About this exercise:
Could you reproduce all the entries under this sentence exactly, leaving the images aside?

Listed records:
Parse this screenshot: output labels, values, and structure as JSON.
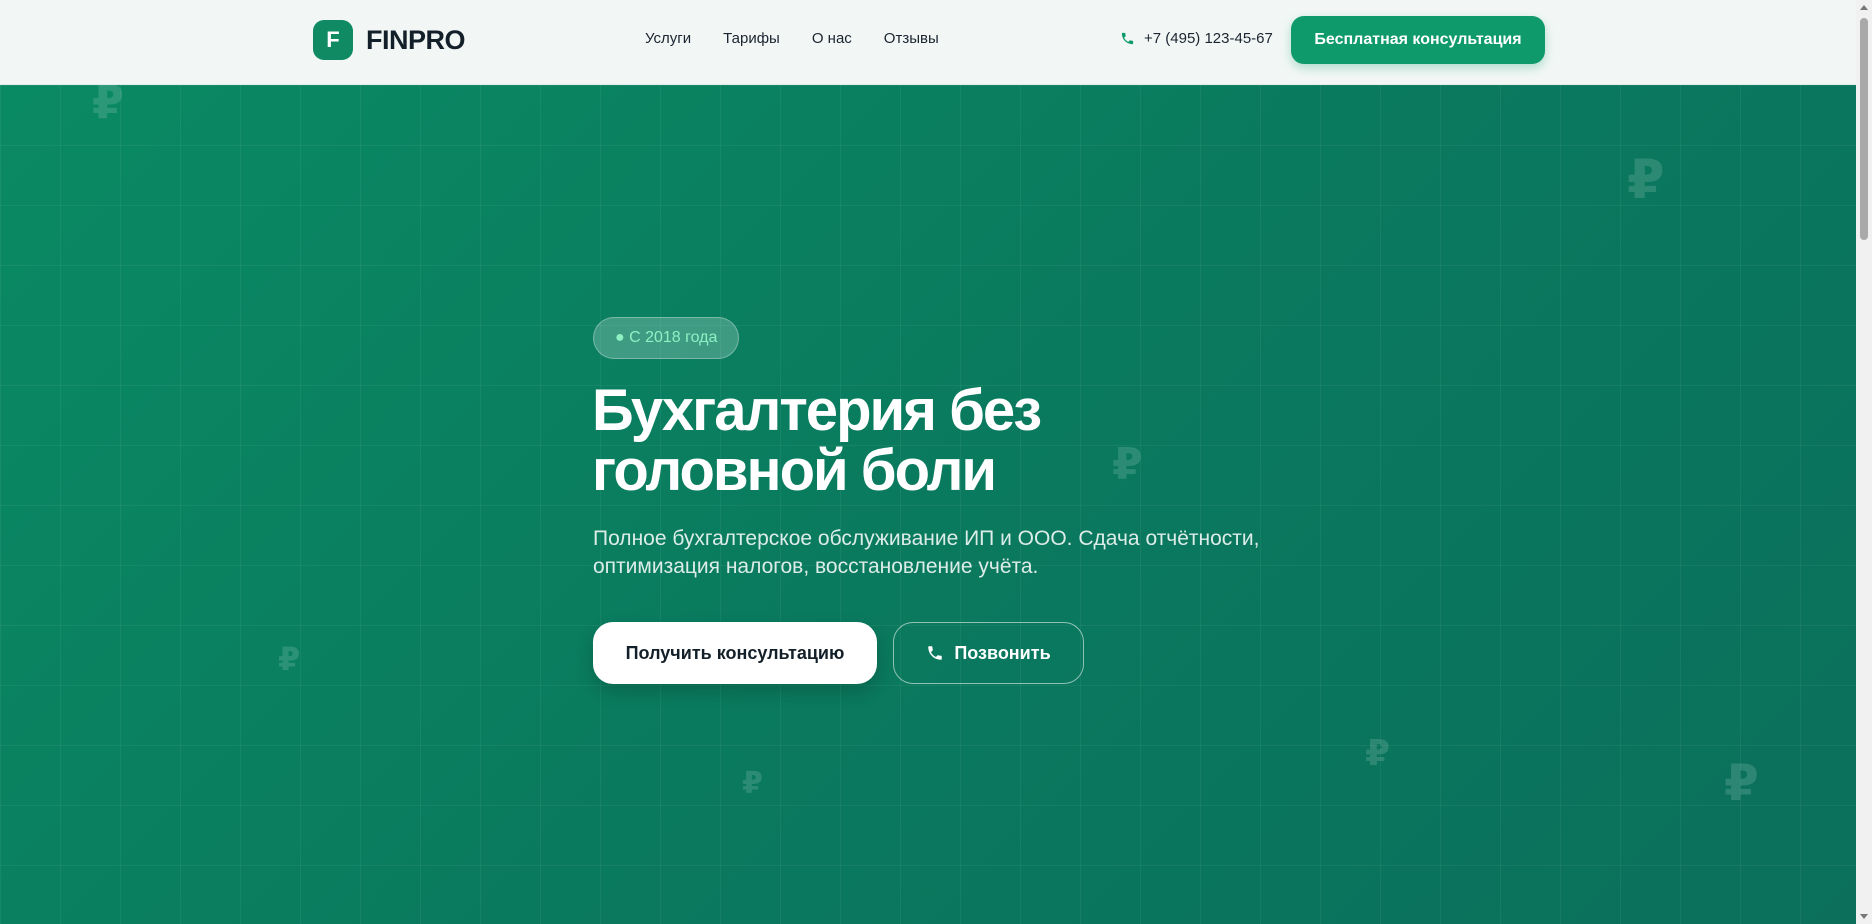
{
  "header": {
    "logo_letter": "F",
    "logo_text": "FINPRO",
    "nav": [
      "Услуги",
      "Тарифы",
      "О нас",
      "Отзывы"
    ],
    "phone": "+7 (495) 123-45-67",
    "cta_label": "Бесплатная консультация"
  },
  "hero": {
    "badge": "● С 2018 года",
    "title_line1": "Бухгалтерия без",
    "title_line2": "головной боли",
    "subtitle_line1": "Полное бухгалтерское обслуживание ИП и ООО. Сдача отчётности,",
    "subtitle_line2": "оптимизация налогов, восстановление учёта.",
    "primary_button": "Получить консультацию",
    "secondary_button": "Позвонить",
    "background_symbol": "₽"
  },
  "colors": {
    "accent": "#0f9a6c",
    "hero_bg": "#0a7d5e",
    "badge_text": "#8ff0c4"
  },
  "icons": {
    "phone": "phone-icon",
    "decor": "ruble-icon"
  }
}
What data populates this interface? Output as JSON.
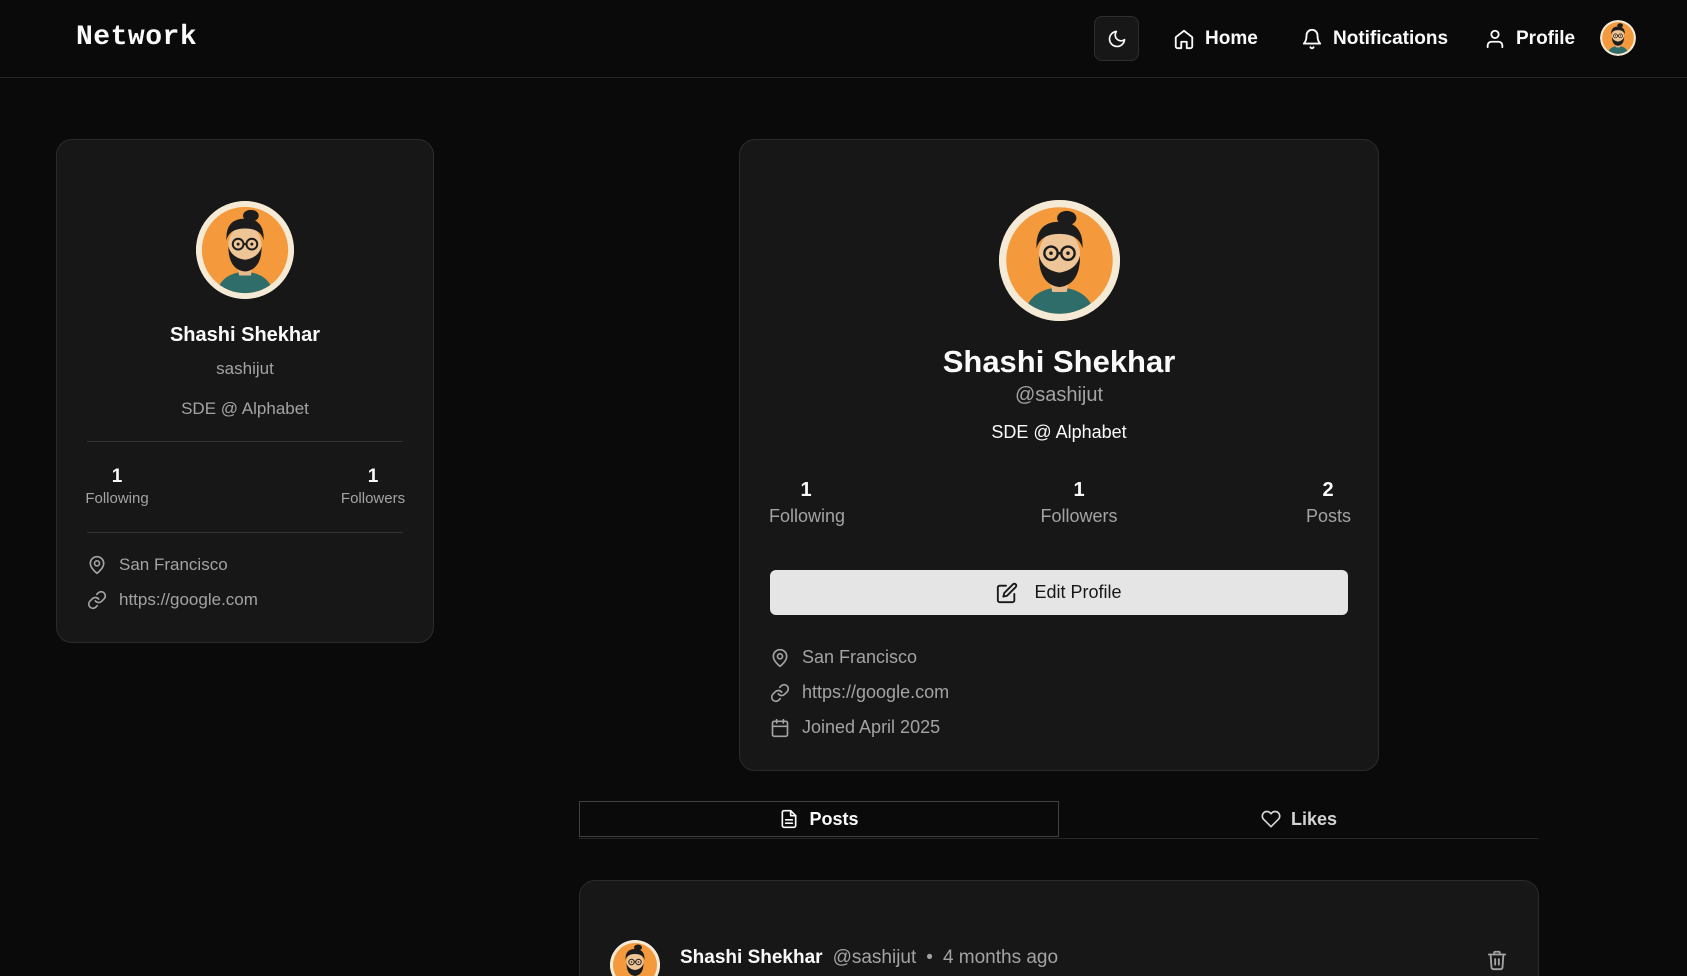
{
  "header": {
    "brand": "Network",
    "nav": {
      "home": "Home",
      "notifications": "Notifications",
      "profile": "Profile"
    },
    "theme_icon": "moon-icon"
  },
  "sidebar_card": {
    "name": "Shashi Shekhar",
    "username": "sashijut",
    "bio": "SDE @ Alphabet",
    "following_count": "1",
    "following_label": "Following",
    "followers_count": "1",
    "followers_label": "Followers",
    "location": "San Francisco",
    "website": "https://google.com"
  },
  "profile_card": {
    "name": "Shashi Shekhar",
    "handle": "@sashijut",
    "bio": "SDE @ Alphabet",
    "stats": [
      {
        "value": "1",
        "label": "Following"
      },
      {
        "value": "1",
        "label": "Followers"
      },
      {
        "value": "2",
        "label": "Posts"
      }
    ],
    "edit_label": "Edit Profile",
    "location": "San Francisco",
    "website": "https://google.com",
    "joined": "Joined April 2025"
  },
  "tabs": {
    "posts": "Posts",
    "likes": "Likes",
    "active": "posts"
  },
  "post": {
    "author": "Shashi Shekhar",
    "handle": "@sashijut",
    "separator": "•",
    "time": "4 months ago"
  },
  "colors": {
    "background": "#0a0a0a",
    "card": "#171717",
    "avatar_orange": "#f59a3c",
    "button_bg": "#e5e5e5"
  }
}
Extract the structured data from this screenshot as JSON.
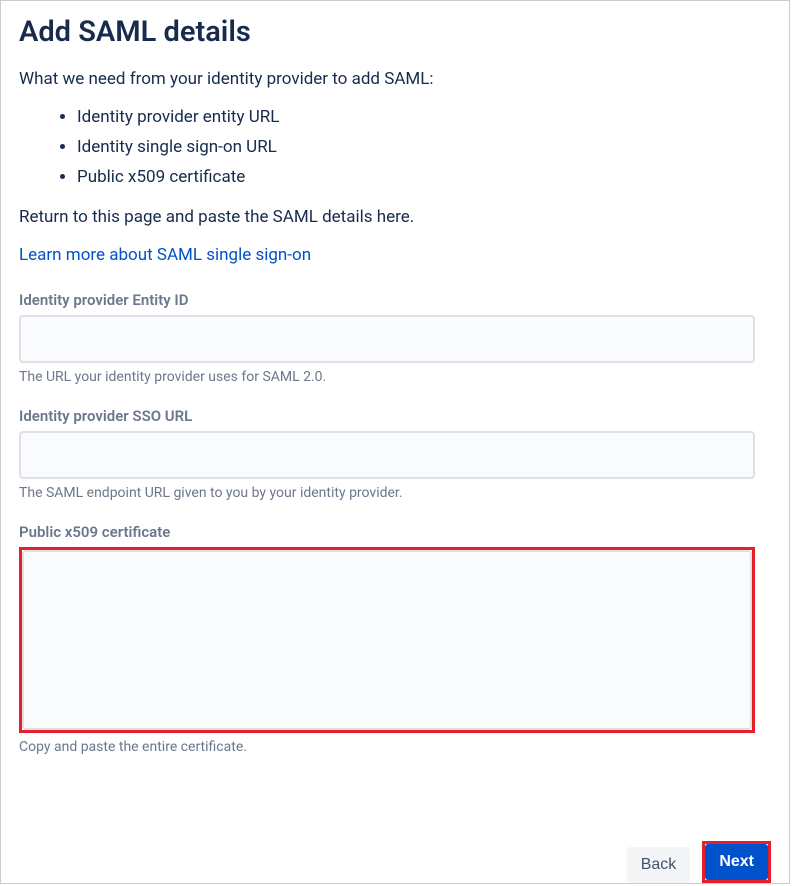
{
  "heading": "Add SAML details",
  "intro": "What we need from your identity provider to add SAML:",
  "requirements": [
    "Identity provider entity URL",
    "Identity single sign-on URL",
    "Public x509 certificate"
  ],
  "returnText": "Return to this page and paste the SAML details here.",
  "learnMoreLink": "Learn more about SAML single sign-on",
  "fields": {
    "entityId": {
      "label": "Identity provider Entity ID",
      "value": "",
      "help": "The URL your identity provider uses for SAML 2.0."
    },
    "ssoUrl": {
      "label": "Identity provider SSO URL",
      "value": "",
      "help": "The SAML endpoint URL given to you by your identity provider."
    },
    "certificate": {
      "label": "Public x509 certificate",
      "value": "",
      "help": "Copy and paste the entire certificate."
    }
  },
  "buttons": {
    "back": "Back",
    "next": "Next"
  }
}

Exercise response:
Parse this screenshot: output labels, values, and structure as JSON.
{
  "header": {
    "logo_letter": "F",
    "logo_text": "FINPRO",
    "nav": [
      "Услуги",
      "Тарифы",
      "О нас",
      "Отзывы"
    ],
    "phone": "+7 (495) 123-45-67",
    "cta_label": "Бесплатная консультация"
  },
  "hero": {
    "badge": "● С 2018 года",
    "title_line1": "Бухгалтерия без",
    "title_line2": "головной боли",
    "subtitle_line1": "Полное бухгалтерское обслуживание ИП и ООО. Сдача отчётности,",
    "subtitle_line2": "оптимизация налогов, восстановление учёта.",
    "primary_button": "Получить консультацию",
    "secondary_button": "Позвонить",
    "background_symbol": "₽"
  },
  "colors": {
    "accent": "#0f9a6c",
    "hero_bg": "#0a7d5e",
    "badge_text": "#8ff0c4"
  },
  "icons": {
    "phone": "phone-icon",
    "decor": "ruble-icon"
  }
}
What data populates this interface? Output as JSON.
{
  "header": {
    "brand": "Network",
    "nav": {
      "home": "Home",
      "notifications": "Notifications",
      "profile": "Profile"
    },
    "theme_icon": "moon-icon"
  },
  "sidebar_card": {
    "name": "Shashi Shekhar",
    "username": "sashijut",
    "bio": "SDE @ Alphabet",
    "following_count": "1",
    "following_label": "Following",
    "followers_count": "1",
    "followers_label": "Followers",
    "location": "San Francisco",
    "website": "https://google.com"
  },
  "profile_card": {
    "name": "Shashi Shekhar",
    "handle": "@sashijut",
    "bio": "SDE @ Alphabet",
    "stats": [
      {
        "value": "1",
        "label": "Following"
      },
      {
        "value": "1",
        "label": "Followers"
      },
      {
        "value": "2",
        "label": "Posts"
      }
    ],
    "edit_label": "Edit Profile",
    "location": "San Francisco",
    "website": "https://google.com",
    "joined": "Joined April 2025"
  },
  "tabs": {
    "posts": "Posts",
    "likes": "Likes",
    "active": "posts"
  },
  "post": {
    "author": "Shashi Shekhar",
    "handle": "@sashijut",
    "separator": "•",
    "time": "4 months ago"
  },
  "colors": {
    "background": "#0a0a0a",
    "card": "#171717",
    "avatar_orange": "#f59a3c",
    "button_bg": "#e5e5e5"
  }
}
Extract the structured data from this screenshot as JSON.
{
  "heading": "Add SAML details",
  "intro": "What we need from your identity provider to add SAML:",
  "requirements": [
    "Identity provider entity URL",
    "Identity single sign-on URL",
    "Public x509 certificate"
  ],
  "returnText": "Return to this page and paste the SAML details here.",
  "learnMoreLink": "Learn more about SAML single sign-on",
  "fields": {
    "entityId": {
      "label": "Identity provider Entity ID",
      "value": "",
      "help": "The URL your identity provider uses for SAML 2.0."
    },
    "ssoUrl": {
      "label": "Identity provider SSO URL",
      "value": "",
      "help": "The SAML endpoint URL given to you by your identity provider."
    },
    "certificate": {
      "label": "Public x509 certificate",
      "value": "",
      "help": "Copy and paste the entire certificate."
    }
  },
  "buttons": {
    "back": "Back",
    "next": "Next"
  }
}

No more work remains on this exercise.